  5. If there is no package declaration in any surrounding lexical scope, Perl looks for the variable name in the unnamed top-level package, which happens to have the name main when it isn't going around without a name tag. So in the absence of any declarations to the contrary, $bert means the same as $::bert, which means the same as $main::bert. (But because main is just another package in the top-level unnamed package, it's also $::main::bert, and $main::main::bert, $::main::main::bert and so on. This could be construed as a useless fact. But see "Symbol Tables" in Chapter 10, "Packages".)

There are several implications to these search rules that might not be obvious, so we'll make them explicit.

  • Because the file is the largest possible lexical scope, a lexically scoped variable can never be visible outside the file in which it's declared. File scopes do not nest.

  • Any particular bit of Perl is compiled in at least one lexical scope and exactly one package scope. The mandatory lexical scope is, of course, the file itself. Additional lexical scopes are provided by each enclosing block. All Perl code is also compiled in the scope of exactly one package, and although the declaration of which package you're in is lexically scoped, packages themselves are not lexically constrained. That is, they're global.

  • An unqualified variable name may therefore be searched for in many lexical scopes, but only one package scope, whichever one is currently in effect (which is lexically determined).
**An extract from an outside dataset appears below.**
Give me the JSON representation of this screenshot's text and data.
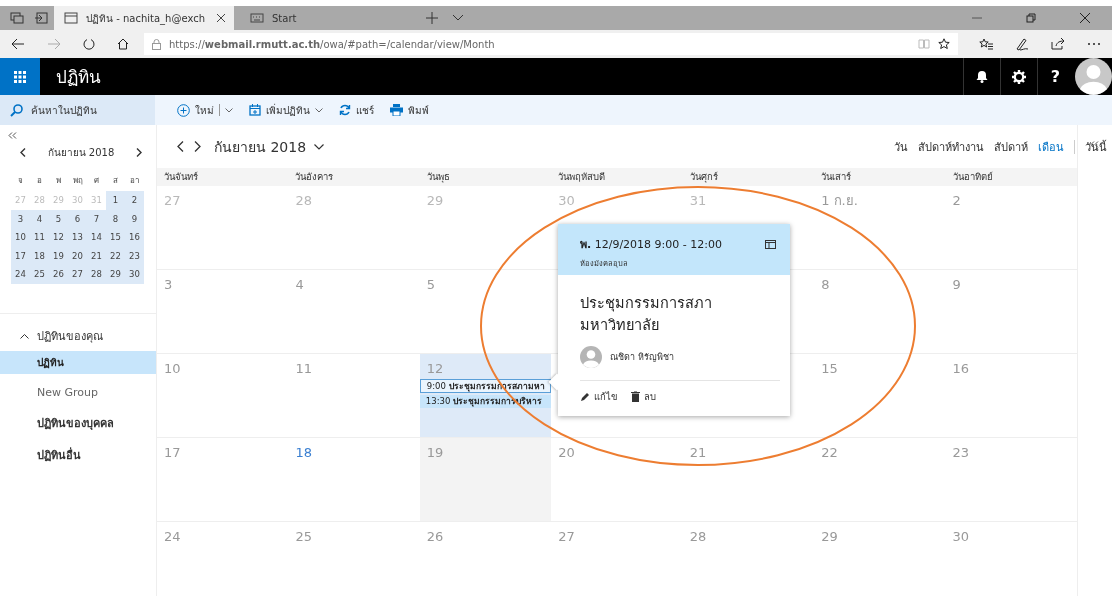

  • A variable name may only attach to one scope. Although at least two different scopes (lexical and package) are active everywhere in your program, a variable can only exist in one of those scopes.

  • An unqualified variable name can therefore resolve to only a single storage location, either in the first enclosing lexical scope in which it is declared, or else in the current package--but not both. The search stops as soon as that storage location is resolved, and any storage location that it would have found had the search continued is effectively hidden.

  • The location of the typical variable name can be completely determined at compile time.

Now that you know all about how the Perl compiler deals with names, you sometimes have the problem that you don't know the name of what you want at compile time. Sometimes you want to name something indirectly; we call this the problem of indirection. So Perl provides a mechanism: you can always replace an alphanumeric variable name with a block containing an expression that returns a reference to the real data. For instance, instead of saying:

you might say:
${ some_expression() }
and if the some_expression() function returns a reference to variable $bert (or even the string, "bert"), it will work just as if you'd said $bert in the first place. On the other hand, if the function returns a reference to $ernie, you'll get his variable instead. The syntax shown is the most general (and least legible) form of indirection, but we'll cover several convenient variations in Chapter 8, "References".

Library Navigation Links

Copyright © 2001 O'Reilly & Associates. All rights reserved.